Apple changed the rules of the game and the failings of the ISP services were only accentuated.

The ISPs know now that if they get back in the game they have to be differentiated and be able to compete with Apple. But they also know that most of their file sharing subscribers are unlikely to be able or willing to pay much either. So the ISPs want compelling (ideally MP3) services that cost little or nothing to consumers. The labels business models can’t support that model without the ISPs picking up a lot of the cost, which they can’t afford to do due to falling broadband ARPU.

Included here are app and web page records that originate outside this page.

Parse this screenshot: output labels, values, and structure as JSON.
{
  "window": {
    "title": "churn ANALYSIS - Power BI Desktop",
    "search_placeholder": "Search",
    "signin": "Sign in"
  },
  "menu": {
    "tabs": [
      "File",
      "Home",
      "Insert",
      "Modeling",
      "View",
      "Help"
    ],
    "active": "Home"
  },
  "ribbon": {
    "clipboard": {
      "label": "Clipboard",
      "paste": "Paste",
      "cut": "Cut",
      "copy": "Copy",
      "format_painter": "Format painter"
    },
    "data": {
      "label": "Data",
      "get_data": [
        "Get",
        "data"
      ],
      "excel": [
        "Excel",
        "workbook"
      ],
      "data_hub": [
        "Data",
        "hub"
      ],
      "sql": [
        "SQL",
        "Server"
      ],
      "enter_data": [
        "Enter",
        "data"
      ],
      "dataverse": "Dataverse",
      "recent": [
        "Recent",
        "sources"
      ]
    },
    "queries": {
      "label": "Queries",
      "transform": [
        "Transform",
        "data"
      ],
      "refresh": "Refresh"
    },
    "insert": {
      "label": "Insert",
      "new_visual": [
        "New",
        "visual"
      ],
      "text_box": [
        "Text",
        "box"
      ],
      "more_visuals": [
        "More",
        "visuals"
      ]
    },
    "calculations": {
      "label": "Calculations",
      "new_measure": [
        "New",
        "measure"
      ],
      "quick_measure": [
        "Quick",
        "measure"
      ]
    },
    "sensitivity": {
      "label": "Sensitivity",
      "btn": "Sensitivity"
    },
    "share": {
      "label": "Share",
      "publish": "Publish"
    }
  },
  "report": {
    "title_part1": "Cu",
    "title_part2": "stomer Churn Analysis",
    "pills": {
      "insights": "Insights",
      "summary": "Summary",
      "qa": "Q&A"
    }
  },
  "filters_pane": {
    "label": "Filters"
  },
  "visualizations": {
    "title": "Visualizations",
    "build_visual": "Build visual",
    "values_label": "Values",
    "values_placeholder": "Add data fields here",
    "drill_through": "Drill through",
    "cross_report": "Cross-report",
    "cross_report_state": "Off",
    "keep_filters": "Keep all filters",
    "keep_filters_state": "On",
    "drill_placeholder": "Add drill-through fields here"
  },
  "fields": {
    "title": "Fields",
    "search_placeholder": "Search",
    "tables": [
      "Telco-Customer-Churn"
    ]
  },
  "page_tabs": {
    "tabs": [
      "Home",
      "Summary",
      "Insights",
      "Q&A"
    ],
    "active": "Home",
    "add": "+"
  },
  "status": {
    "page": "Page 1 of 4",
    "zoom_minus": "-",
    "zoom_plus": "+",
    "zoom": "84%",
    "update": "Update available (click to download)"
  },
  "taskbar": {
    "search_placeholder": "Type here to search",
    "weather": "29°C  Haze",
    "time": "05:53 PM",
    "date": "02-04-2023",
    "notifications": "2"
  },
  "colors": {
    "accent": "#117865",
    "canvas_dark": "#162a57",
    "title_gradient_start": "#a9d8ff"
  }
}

So we’re in a stalemate that nobody really expected to be in. (Indeed back in the summer of last year BMR CEO Feargal Sharkey said he expected to have something to announce “within a matter of weeks”). The labels thought the ISPs would lap up what they had to offer, and the ISPs thought they’d get more. The record labels are not about to change the fundamentals of how they value their IP, but there are some viable mid term compromises that can get us out of this malaise:

  • A series of Joint Ventures: MySpace have created a blue print for using this approach to get favourable licensing terms to deliver free music that wouldn’t have been financially viable otherwise. And the labels get lots of potential upside and to extend their role in the value chain. JVs would bind the ISPs and labels closer together, create common purpose and engender greater strategic flexibility.
  • Focus on free, not MP3: the success of Spotify has shown that MP3 isn’t everything. Free music streaming with good catalogue and easy to use UI is actually a winning formula. The business case for hiding the cost of a streaming service in the access subscription is a lot stronger than for MP3 downloads
  • Leverage all elements of the multiplay: ISPs typically have multiple products (TV, mobile etc.). Fully leverage these. Creating a compelling music offering means going beyond a balkanized online vs mobile vs TV strategy. Fully integrate and actually drive other business areas in the process e.g. extending a streaming music offering to mobile via an on-handset app will drive mobile data usage

Time is of the essence: every day that goes by, file sharing grows in popularity and becomes more entrenched. So agreeing on intermediate solutions with a view to a longer term roadmap is far favourable to stalling until the perfect solution can be agreed upon.